Maegan is working on a longer post specifically about President Obama’s speech at the NCLR Conference this past Monday (of which I don’t think either of us desire to hear, I know I don’t!). In the meantime, I wanted to share some information that I have been reading from youth perspectives regarding youth being welcomed into the ballroom for the luncheon where President Obama gave his speech.
In short, youth participants in the Lideres Summit were originally invited to be in the room during the luncheon for the President’s speech. As reported by Ernesto Dominguez on Amplify Your Voice, on Sunday evening
“at the ‘Noche De Premios,’ Lideres participants were asked to give up their tickets to enter the Monday Luncheon event and hence give up the chance to be in the same room that President Obama would be giving his remarks from.
Participants were told that ‘seats have sold out to the lunch event, and to make sure youth get to see the President (over view screens), they were told to go to the overflow room only and give up their seats to ‘others.’”
Needless to say Lideres participants were upset and questioned if NCLR is committed to included youth in all aspects of the work they do. NCLR President Janet Murguía asked Lideres participants to “withhold criticism until after the lunch on Monday.
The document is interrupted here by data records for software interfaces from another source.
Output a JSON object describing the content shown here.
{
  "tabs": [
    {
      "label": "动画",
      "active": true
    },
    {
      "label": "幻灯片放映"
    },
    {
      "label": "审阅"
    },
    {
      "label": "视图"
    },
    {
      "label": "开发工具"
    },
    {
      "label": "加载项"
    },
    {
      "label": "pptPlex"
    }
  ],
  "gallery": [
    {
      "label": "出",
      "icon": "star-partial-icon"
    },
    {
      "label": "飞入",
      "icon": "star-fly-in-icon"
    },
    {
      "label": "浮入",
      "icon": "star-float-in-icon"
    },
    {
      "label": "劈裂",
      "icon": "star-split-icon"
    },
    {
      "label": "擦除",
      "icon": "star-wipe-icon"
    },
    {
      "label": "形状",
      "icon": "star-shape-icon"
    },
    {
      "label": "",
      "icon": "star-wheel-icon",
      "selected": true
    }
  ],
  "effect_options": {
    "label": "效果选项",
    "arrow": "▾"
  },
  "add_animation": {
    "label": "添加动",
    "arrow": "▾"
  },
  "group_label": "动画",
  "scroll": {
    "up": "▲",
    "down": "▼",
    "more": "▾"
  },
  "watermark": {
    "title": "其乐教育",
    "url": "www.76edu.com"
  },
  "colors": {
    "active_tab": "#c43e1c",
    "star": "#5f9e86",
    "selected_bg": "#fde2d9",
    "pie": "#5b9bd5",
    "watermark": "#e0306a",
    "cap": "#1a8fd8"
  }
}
We ask everyone to make sacrifices at this summit…’Judge me when this is all over.’ I believe we can deliver the President, and we will see what happens.”
The activism of the youth present resulted in this video where Murguía was questioned and offered clarification on the decision to replace youth participants in an “overflow” room. Below is the interview in English (sorry no transcript at this time):
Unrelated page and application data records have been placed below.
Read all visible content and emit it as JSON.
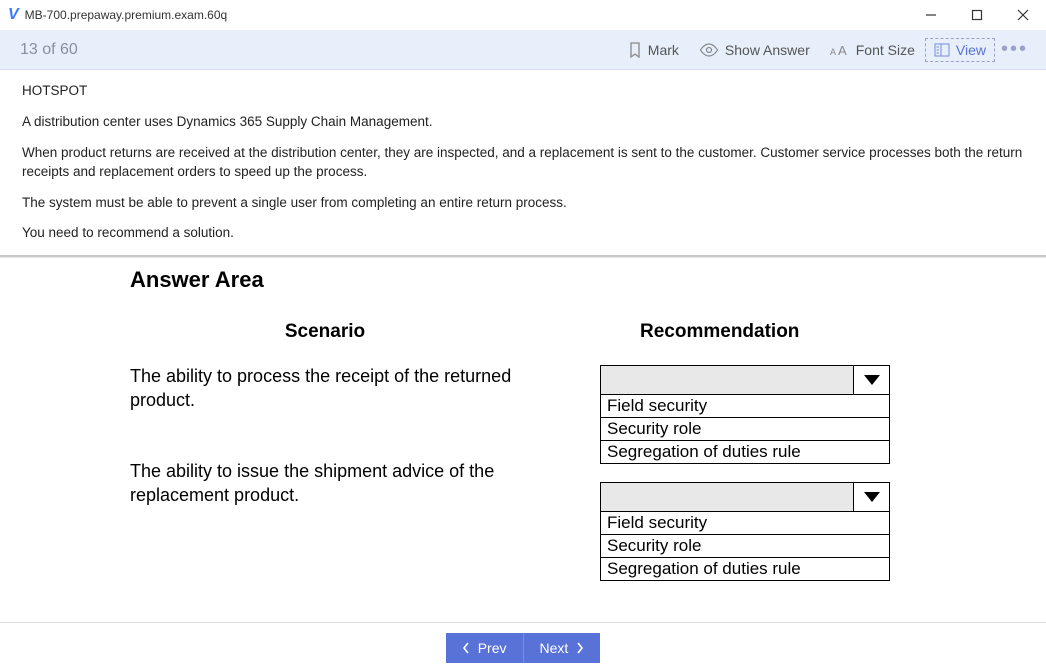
{
  "window": {
    "title": "MB-700.prepaway.premium.exam.60q"
  },
  "toolbar": {
    "counter": "13 of 60",
    "mark": "Mark",
    "show_answer": "Show Answer",
    "font_size": "Font Size",
    "view": "View"
  },
  "question": {
    "type": "HOTSPOT",
    "p1": "A distribution center uses Dynamics 365 Supply Chain Management.",
    "p2": "When product returns are received at the distribution center, they are inspected, and a replacement is sent to the customer. Customer service processes both the return receipts and replacement orders to speed up the process.",
    "p3": "The system must be able to prevent a single user from completing an entire return process.",
    "p4": "You need to recommend a solution."
  },
  "answer": {
    "heading": "Answer Area",
    "col_scenario": "Scenario",
    "col_reco": "Recommendation",
    "rows": [
      {
        "scenario": "The ability to process the receipt of the returned product.",
        "options": [
          "Field security",
          "Security role",
          "Segregation of duties rule"
        ]
      },
      {
        "scenario": "The ability to issue the shipment advice of the replacement product.",
        "options": [
          "Field security",
          "Security role",
          "Segregation of duties rule"
        ]
      }
    ]
  },
  "nav": {
    "prev": "Prev",
    "next": "Next"
  }
}
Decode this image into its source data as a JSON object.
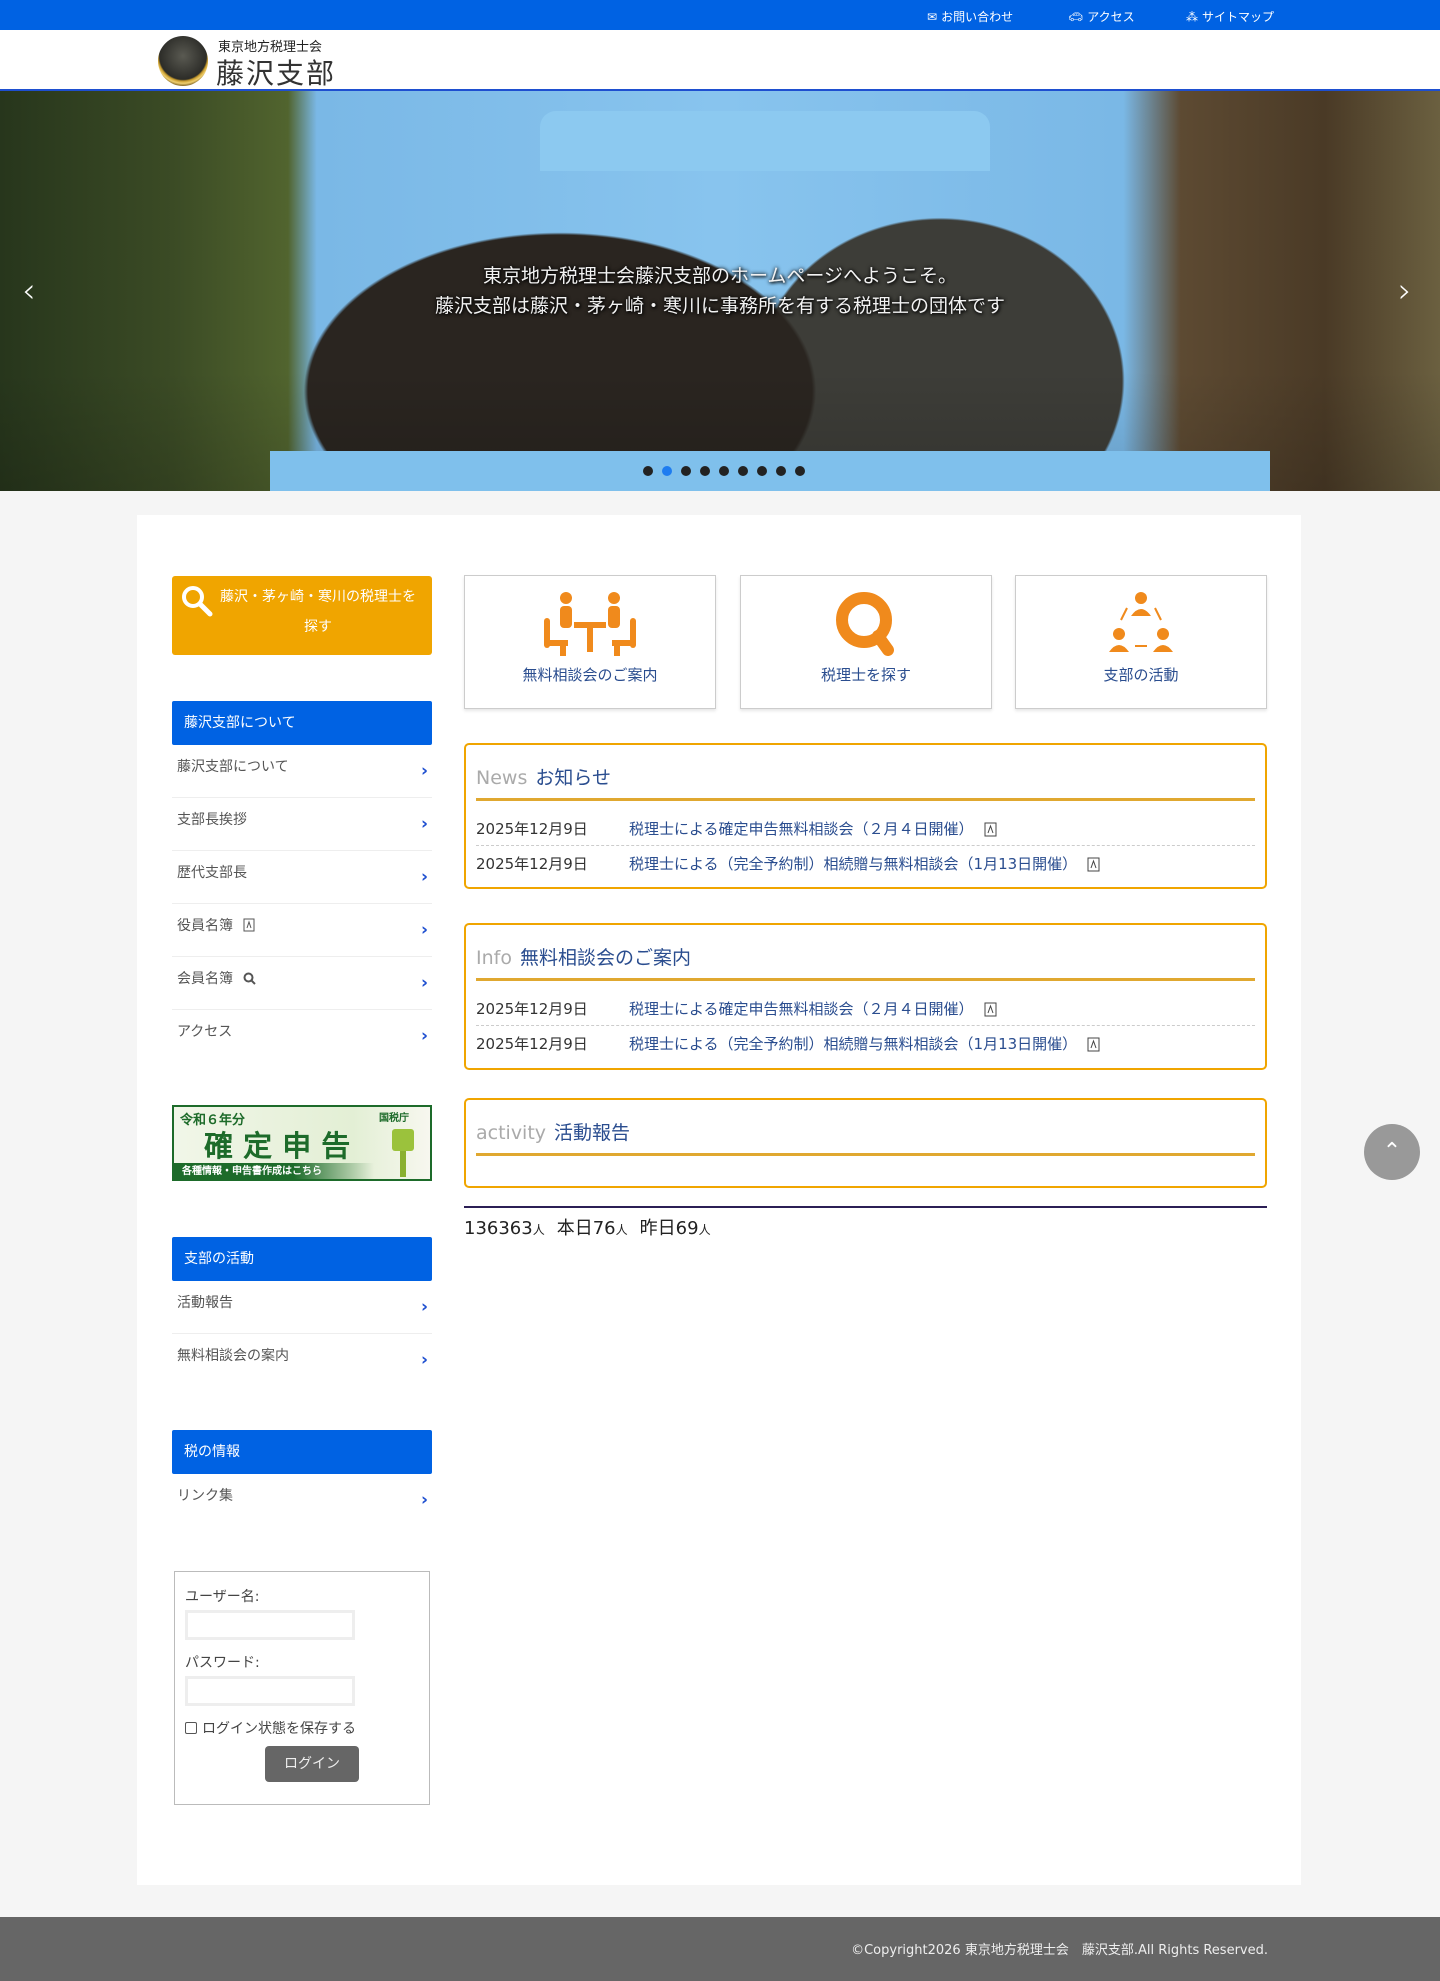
{
  "topbar": {
    "contact": "お問い合わせ",
    "access": "アクセス",
    "sitemap": "サイトマップ"
  },
  "header": {
    "org": "東京地方税理士会",
    "branch": "藤沢支部"
  },
  "hero": {
    "line1": "東京地方税理士会藤沢支部のホームページへようこそ。",
    "line2": "藤沢支部は藤沢・茅ヶ崎・寒川に事務所を有する税理士の団体です",
    "slide_count": 9,
    "active_slide": 2,
    "prev": "‹",
    "next": "›"
  },
  "sidebar": {
    "find_button": "藤沢・茅ヶ崎・寒川の税理士を探す",
    "about": {
      "heading": "藤沢支部について",
      "items": [
        "藤沢支部について",
        "支部長挨拶",
        "歴代支部長",
        "役員名簿",
        "会員名簿",
        "アクセス"
      ]
    },
    "banner": {
      "year": "令和６年分",
      "title": "確 定 申 告",
      "sub": "各種情報・申告書作成はこちら",
      "agency": "国税庁"
    },
    "activity": {
      "heading": "支部の活動",
      "items": [
        "活動報告",
        "無料相談会の案内"
      ]
    },
    "tax": {
      "heading": "税の情報",
      "items": [
        "リンク集"
      ]
    },
    "login": {
      "username_label": "ユーザー名:",
      "password_label": "パスワード:",
      "remember": "ログイン状態を保存する",
      "button": "ログイン"
    }
  },
  "cards": [
    {
      "label": "無料相談会のご案内"
    },
    {
      "label": "税理士を探す"
    },
    {
      "label": "支部の活動"
    }
  ],
  "news": {
    "en": "News",
    "jp": "お知らせ",
    "items": [
      {
        "date": "2025年12月9日",
        "title": "税理士による確定申告無料相談会（２月４日開催）"
      },
      {
        "date": "2025年12月9日",
        "title": "税理士による（完全予約制）相続贈与無料相談会（1月13日開催）"
      }
    ]
  },
  "info": {
    "en": "Info",
    "jp": "無料相談会のご案内",
    "items": [
      {
        "date": "2025年12月9日",
        "title": "税理士による確定申告無料相談会（２月４日開催）"
      },
      {
        "date": "2025年12月9日",
        "title": "税理士による（完全予約制）相続贈与無料相談会（1月13日開催）"
      }
    ]
  },
  "activity": {
    "en": "activity",
    "jp": "活動報告"
  },
  "counter": {
    "total": "136363",
    "unit": "人",
    "today_label": "本日76",
    "yesterday_label": "昨日69"
  },
  "footer": {
    "copyright": "©Copyright2026 東京地方税理士会　藤沢支部.All Rights Reserved."
  },
  "colors": {
    "blue": "#0062e3",
    "orange": "#f0a500",
    "navy": "#2a4d8f"
  }
}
One thing I noticed about this video is that it is youth created and I think it is great that Murguía made/found time (even if 5 minutes) to talk with you. I also noticed that towards the end of the video where Murguía indicates her plan to urge President Obama to go to the “overflow” room how she spoke to the youth about their activism. The reporter shares that the youth are also using their new media skills to reach out to President Obama regarding this situation and prior to the youth reporter finishing her statement Murguía speaks over her and states “I think any time you can use your new media strategies is great, but I’m telling you I have some really powerful advocacy skills and I believe I can deliver the President.”
Reminding myself to take deep breaths, that not everyone embraces a positive youth development approach, that this is probably a very challenging and stressful time for Murguía, I must state that I was so disappointed in this response it is sickening! First of all, this is NOT about what advocacy skills Murguía has, it is about the initial decision to remove youth participants so that more adult/traditional conference participants can join the luncheon replacing the space set aside for the youth. This is about recognizing that the work we need to do as a community requires just that a communal effort. It requires us to recognize that young people are powerful contributing members of this society. That they can and will (even if we don’t like it) mentor and teach us how to do things differently and effectively! It is not always the “adults” that have all the knowledge and wisdom to share. We need to understand our roles are not always to teach the youth, but to also learn in the process!
The image of a “kiddie table” came into my mind when I read this story. The youth participants being sent to another room called “overflow” (when they weren’t even overflow to begin with!) reeks so much of not making room for youth anywhere, even at the table. Which to me, ultimately means you are not welcome, old enough, privileged, or have not earned a space here. There is so much wrong in this approach!
I know conferences are stressful, I’ve organized national ones before and I know folks are asked to do all sorts of things not in their job description to make the event run smoothly. Yet, I’ve also been that conference participant who was asked to move somewhere else because of whatever the issue was (height, my hair blocking the person behind me, misspelling of my name, given the wrong credentials for entry, challenging the “expert on the panel, etc.).
Finally, if you are wondering if President Obama was recruited by those “powerful advocacy skills” to visit the “overflow room” where youth participants were, he was. He entered and from tweets regarding the interaction (you can read up on this by searching by hashtags #NCLRConf and #Lideres11) by youth participants present, he shook a few hands and took a few fotos then was off. NCLR senior staff are of course seeing this as a victory and that the youth were appeased. Some response to this was that Lideres participants deserve “more” and “substance.” It seems youth do not just want a foto op or a handshake, they want to be treated with respect! Shocking, I know….